Burkhart said that he decided to take up teaching to supplement his income as a freelance photographer. After he was diagnosed with type 2 diabetes, he said he began to put more emphasis on a career as an educator to take his attention away from his diagnosis and to have something to depend on.

Burkhart said that, as an instructor, he encourages his pupils to push themselves and show others what they are capable of.

“I love working with students who want to learn about the craft and appreciate what you have to offer,” Burkhart said. “I’m excited that so many of them excel. I encourage them to get involved in contests for that extra validation you get from being a part of something bigger, and I’m excited when they do well in local competitions.”

Jacqueline Serrano, a photography and graphic design major, cited Burkhart as a driving influence behind her continued pursuit to fulfill her desire to be a photographer.

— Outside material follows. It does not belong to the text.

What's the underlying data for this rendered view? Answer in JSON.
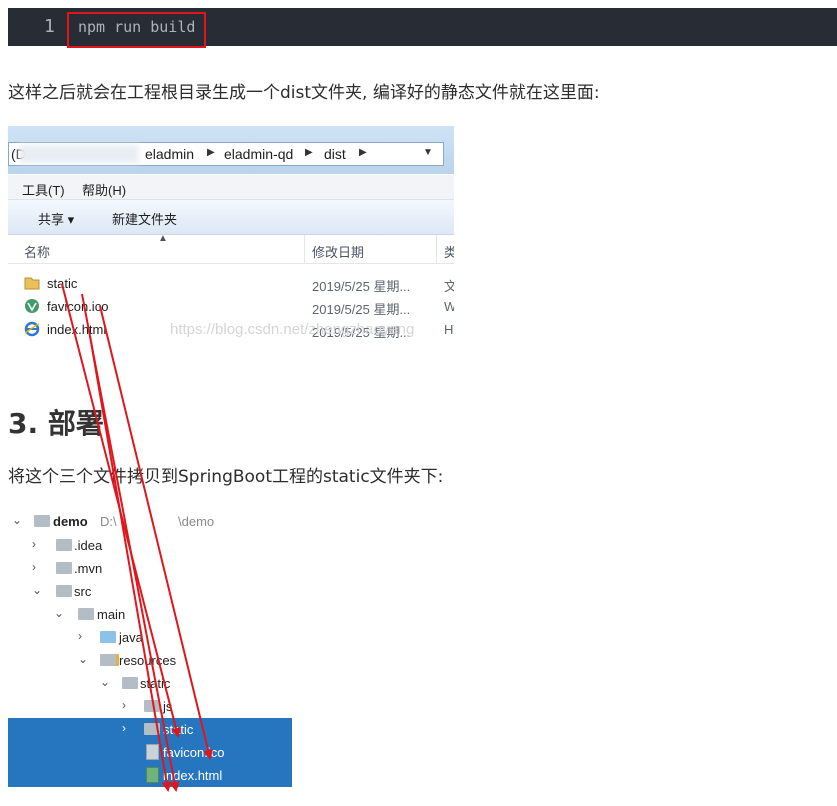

“The advice that he’s given me keeps me going,” Serrano said. “It gives me strength, because sometimes, I feel afraid and in doubt as to whether I can make this a living, and he has given me the best example that it is possible. He’s inspired me to make this a part of my life.”

David Blumenkrantz, a journalism professor at California State University, Northridge and Pierce College, said he has known Burkhart for 22 years. Like Burkhart, Blumenkrantz worked as a photographer at the LA Times.

Blumenkrantz described Burkhart as a total professional who is talented and humble and who produces evocative, masterful images.

“His work has a strong composition and narrative quality. It’s a certain art form on its own,” Blumenkrantz said. “He’s always been great at telling a story in a way that’s visually interesting.”

Burkhart said that a significant part of his ideal work ethic revolves around the goal of capturing useful pictures.

“You always have to be working on something,” Burkhart said. “A writer will write, and a photographer will take photographs. It’s really important to have a purpose for your pictures.